Several ways exist to increase your organization's LGBT cultural competency
Lois A. Bowers
A new ad will be creating conversations and opportunities for senior living communities and long-term care facilities to share where they stand on housing lesbian, gay, bisexual and transgender older adults.
The ad, released Thursday by SAGE Advocacy & Services for LGBT Elders and the Movement Advancement Project, depicts an older man in a wheelchair entering an assisted living community with younger loved ones on move-in day. Staff members greet him warmly, but then the executive director spots a “25th anniversary” photo of the man with another man among the resident-to-be's possessions. The man is shown the door. (Watch the ad for yourself below.)
Discrimination in senior living may not happen exactly that way, but LGBT residents have sued communities over issues of discrimination. The release of the ad follows this month's Supreme Court ruling in Masterpiece Cakeshop v. Colorado Civil Rights Commission; the March release of an AARP study that found that worries about potential neglect, abuse, access to services and harassment in assisted living communities and other long-term care settings are common among LGBT adults; and the January announcement of a new Conscience and Religious Freedom Division of the U.S. Department of Health and Human Services, which LGBT advocates fear will allow discrimination.
SAGE says it is concerned that 60% of states do not have laws that explicitly prohibit discrimination against LGBT people and that no federal law exists to protect LGBT people from discrimination. Also, SAGE says, approximately 85% of nonprofit continuing care retirement communities are affiliated with a religion, which could put some LGBT older adults at risk.
There are several ways that senior living organizations can express or strengthen their support for LGBT issues.
SAGE has created a pledge for care providers who vow to stand with LGBT elders in the face of discrimination. You'll find it online as part of the organization's “Care Can't Wait” campaign, which is part of the larger “Open to All” campaign.
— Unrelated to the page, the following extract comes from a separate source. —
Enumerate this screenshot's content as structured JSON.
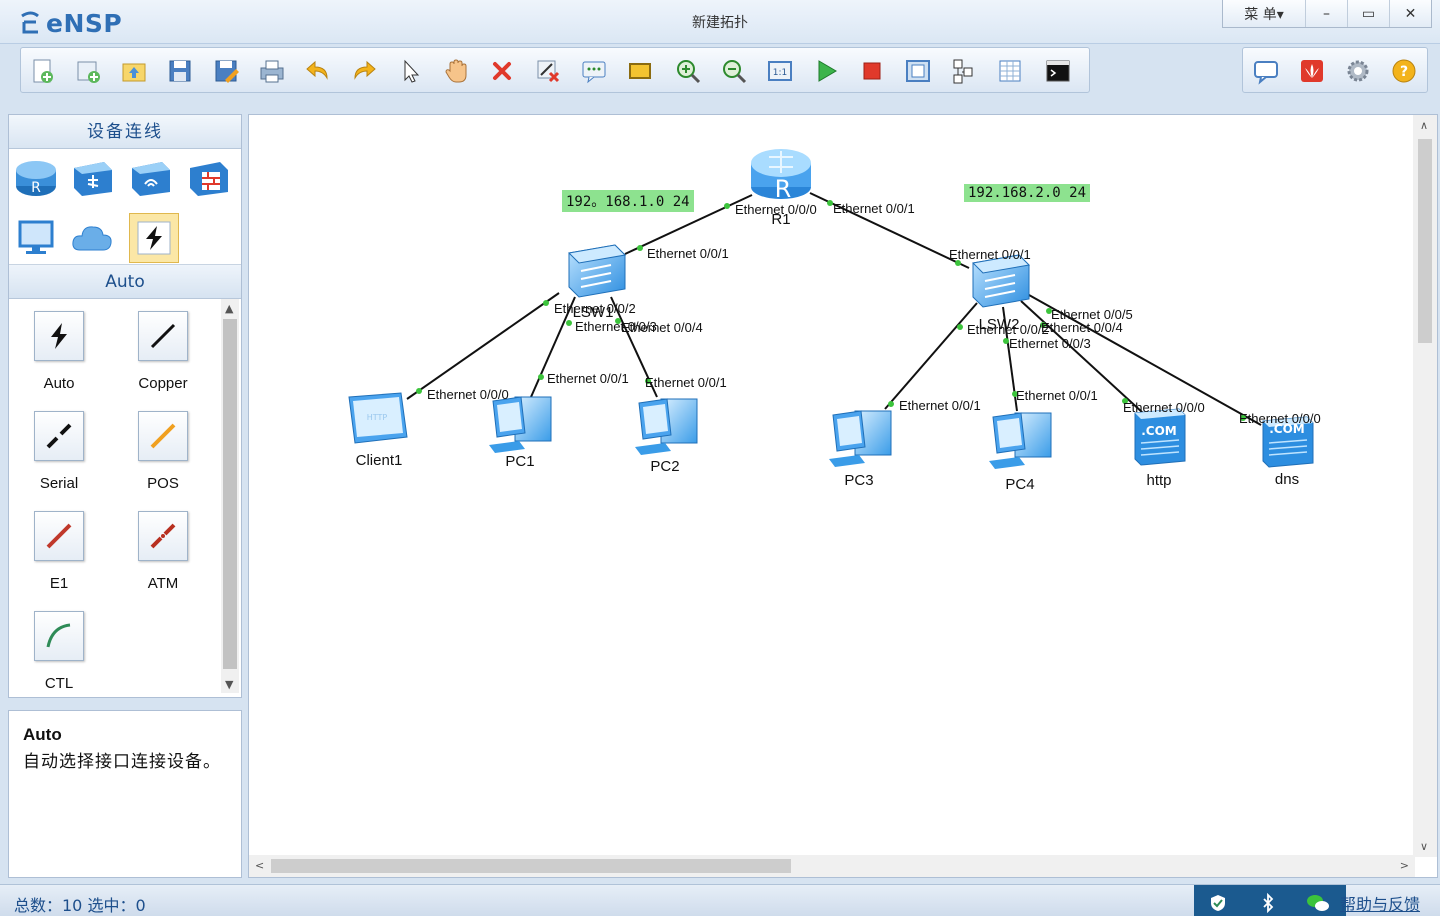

If increasing cultural competency in this area is on your organization's to-do list, SAGE also offers the SAGECare training program. Just last week, The Merion senior living community announced that it had become the first senior living community in Illinois to earn the credential, having completed a four-hour training session for upper management and one-hour in-person training programs for frontline caregivers and team members; the community also will receive ongoing training and support. Now, Mark Zullo, marketing director of The Merion, says, “Our staff is trained to foster a supportive environment.”
What else can senior living operators do to create such an environment?
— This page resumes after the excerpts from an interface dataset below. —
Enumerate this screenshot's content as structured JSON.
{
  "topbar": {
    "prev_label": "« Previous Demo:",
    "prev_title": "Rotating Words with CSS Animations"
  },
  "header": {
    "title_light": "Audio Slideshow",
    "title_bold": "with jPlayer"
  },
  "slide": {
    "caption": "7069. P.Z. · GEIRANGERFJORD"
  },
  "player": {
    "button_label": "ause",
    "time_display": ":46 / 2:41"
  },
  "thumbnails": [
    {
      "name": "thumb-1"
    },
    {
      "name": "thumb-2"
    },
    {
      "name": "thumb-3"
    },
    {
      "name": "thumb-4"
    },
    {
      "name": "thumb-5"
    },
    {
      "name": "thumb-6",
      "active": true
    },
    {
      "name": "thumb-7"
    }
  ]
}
One option coming up is to attend the American Assisted Living Nurses Association / National Center for Assisted Living's July 19 webinar, “Talking the Talk: Having Difficult Conversation on LGBT-Related Topics.”
An additional option is to read the ideas shared in a recent blog post by Brookdale Senior Living Senior Director of Optimum Life Engagement and Innovation Carol Cummings, BSN, RN. She passes along tips from a February continuing education event, “LGBT Elders: Best Practices for Creating Safety and Inclusion,” held by the company.
“The event was the highest attended continuing education program we've offered, with nearly 1,000 participants from 106 communities, and was one of the most requested topics when we surveyed healthcare professionals,” Cummings said. (The event is still viewable online via a link in the blog, although you can't receive CEs for watching it.)
The need to know such best practices is only going to grow. SAGE estimates that by 2030, there will be approximately 7 million LGBT older people in the United States. So if your organization hasn't started yet or wants to grow in this area, there's no time like the present.
The ad released Thursday by SAGE Advocacy & Services for LGBT Elders and the Movement Advancement Project: